The animal kingdom is full of boozers. From moose who hoof down fermented apples and get stuck in trees to garden squirrels getting hammered on gone-off pears, and, of course, those weird naked apes who drink until swallowing spiky catfish, shaking hands with a lion and joining your own search party seem like good ideas. There is another, however, who scores pretty highly on the mammalian crunk chart: Hamsters.
Popular as pets and common throughout the world, there are 19 species across seven genera in the subfamily Cricetinae, which contains all the hamsters.

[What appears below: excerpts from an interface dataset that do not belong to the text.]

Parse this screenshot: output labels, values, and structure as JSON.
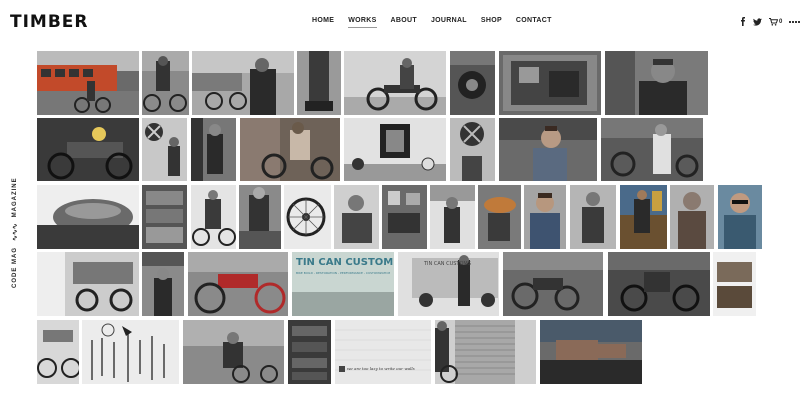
{
  "brand": "TIMBER",
  "nav": {
    "home": "HOME",
    "works": "WORKS",
    "about": "ABOUT",
    "journal": "JOURNAL",
    "shop": "SHOP",
    "contact": "CONTACT"
  },
  "icons": {
    "facebook": "f",
    "twitter": "t-bird",
    "cart": "cart",
    "cart_count": "0",
    "grid": "grid"
  },
  "sidebar": {
    "left": "CODE MAG",
    "right": "MAGAZINE"
  },
  "photos": {
    "sign_text": "TIN CAN CUSTOMS",
    "sign_subtext": "BIKE BUILD - RESTORATION - PERFORMANCE - CUSTOMIZATION",
    "van_text": "TIN CAN CUSTOMS",
    "wall_text": "we are too lazy to write our walls"
  }
}
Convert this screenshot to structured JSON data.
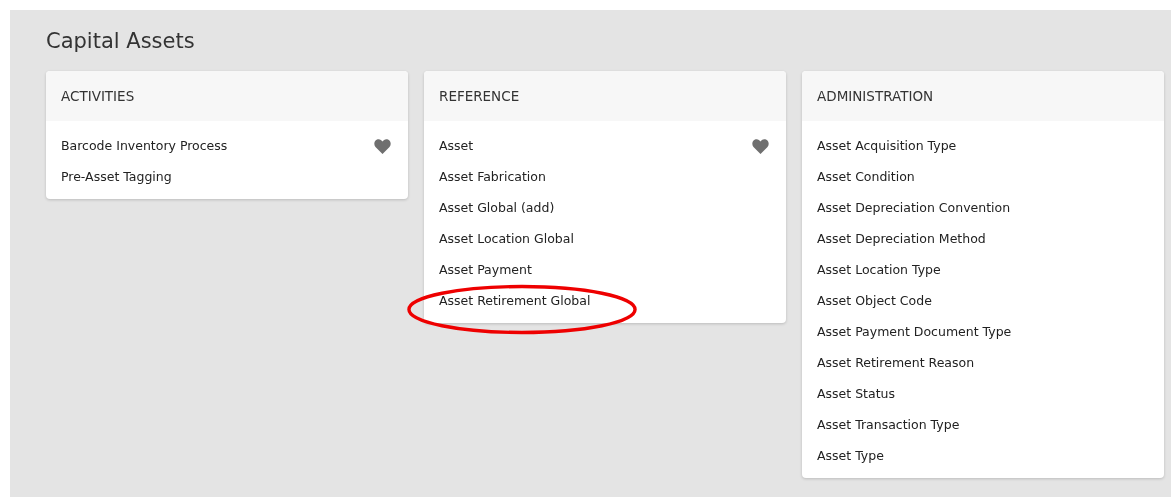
{
  "page": {
    "title": "Capital Assets"
  },
  "panels": [
    {
      "heading": "ACTIVITIES",
      "items": [
        {
          "label": "Barcode Inventory Process",
          "favorite": true,
          "circled": false
        },
        {
          "label": "Pre-Asset Tagging",
          "favorite": false,
          "circled": false
        }
      ]
    },
    {
      "heading": "REFERENCE",
      "items": [
        {
          "label": "Asset",
          "favorite": true,
          "circled": false
        },
        {
          "label": "Asset Fabrication",
          "favorite": false,
          "circled": false
        },
        {
          "label": "Asset Global (add)",
          "favorite": false,
          "circled": false
        },
        {
          "label": "Asset Location Global",
          "favorite": false,
          "circled": false
        },
        {
          "label": "Asset Payment",
          "favorite": false,
          "circled": false
        },
        {
          "label": "Asset Retirement Global",
          "favorite": false,
          "circled": true
        }
      ]
    },
    {
      "heading": "ADMINISTRATION",
      "items": [
        {
          "label": "Asset Acquisition Type",
          "favorite": false,
          "circled": false
        },
        {
          "label": "Asset Condition",
          "favorite": false,
          "circled": false
        },
        {
          "label": "Asset Depreciation Convention",
          "favorite": false,
          "circled": false
        },
        {
          "label": "Asset Depreciation Method",
          "favorite": false,
          "circled": false
        },
        {
          "label": "Asset Location Type",
          "favorite": false,
          "circled": false
        },
        {
          "label": "Asset Object Code",
          "favorite": false,
          "circled": false
        },
        {
          "label": "Asset Payment Document Type",
          "favorite": false,
          "circled": false
        },
        {
          "label": "Asset Retirement Reason",
          "favorite": false,
          "circled": false
        },
        {
          "label": "Asset Status",
          "favorite": false,
          "circled": false
        },
        {
          "label": "Asset Transaction Type",
          "favorite": false,
          "circled": false
        },
        {
          "label": "Asset Type",
          "favorite": false,
          "circled": false
        }
      ]
    }
  ]
}
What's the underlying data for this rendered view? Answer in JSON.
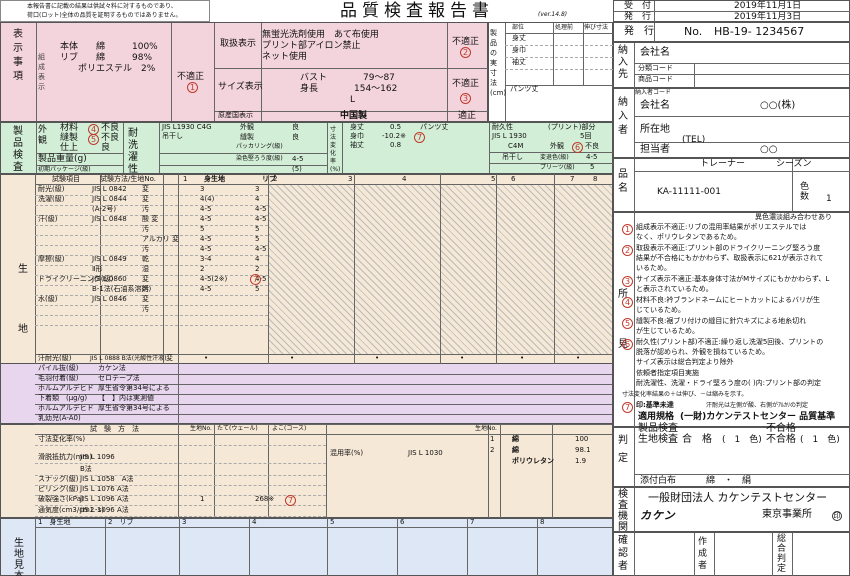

Throughout the course of scientific discovery, they’ve also become a common subject for scientific research, some of which directly centers around their affinity for alcohol.
“In conversation with @microlabdoc [Dr Christine Peters] earlier, I discovered that not everyone knows of the hamster's prodigious capacity for alcohol,” wrote Lawton. “They love it so much they prefer to drink 15% ethanol instead of water and can tolerate relative quantities that would kill a human.”
Sure enough, the science is there to crown hamsters Lab Booze Hounds. Research from 1960 revealed that while rats could be coaxed into drinking through genetic engineering or conditioning, hamsters will pretty much start lapping up the hard stuff the first opportunity they’re given.
Another paper from 1962 further supported hamsters’ preference for alcohol over drinking water, finding that most captive animals studied were getting around 88 percent of their liquid intake from the alcoholic option.
A likely explanation for this lies in the calorific content of alcohol, which isn’t too far off fat, making for chubbier hamsters to survive colder winters. It’s also possible that the hoarder lifestyle of hamsters plays a part, as collections of food may begin to ferment in their underground larders making hamsters no stranger to a potent libation.
What’s more, despite the incredible volume of alcohol hamsters can consume — the equivalent of an adult male consuming around 21 bottles of wine, says Lawton — they appear to have a pretty high tolerance. This was demonstrated in a 2015 paper that formulated a "Wobbling Scale" for measuring hamster intoxication.
The scale pretty much did what it said on the tin, using the hamsters’ increasingly wobbly nature to ascertain drunkenness until the wee rodents were falling on their sides and unable to get up again. No doubt a relatable state during this weird haze that falls between Christmas and New Year’s Eve.
Their impressive tolerance for alcohol is down to hamsters’ sizable and highly efficient livers, which can filter out alcohol and reduce the amount that winds up circulating in the blood. This was demonstrated when ethanol was injected directly into hamsters' bloodstream, bypassing the liver and leading to behavior that was off the Wobbling Scale charts.
There are already many synonyms for drinking and being drunk, but perhaps getting utterly hamstered should be one of them.
[H/T: The Atlantic]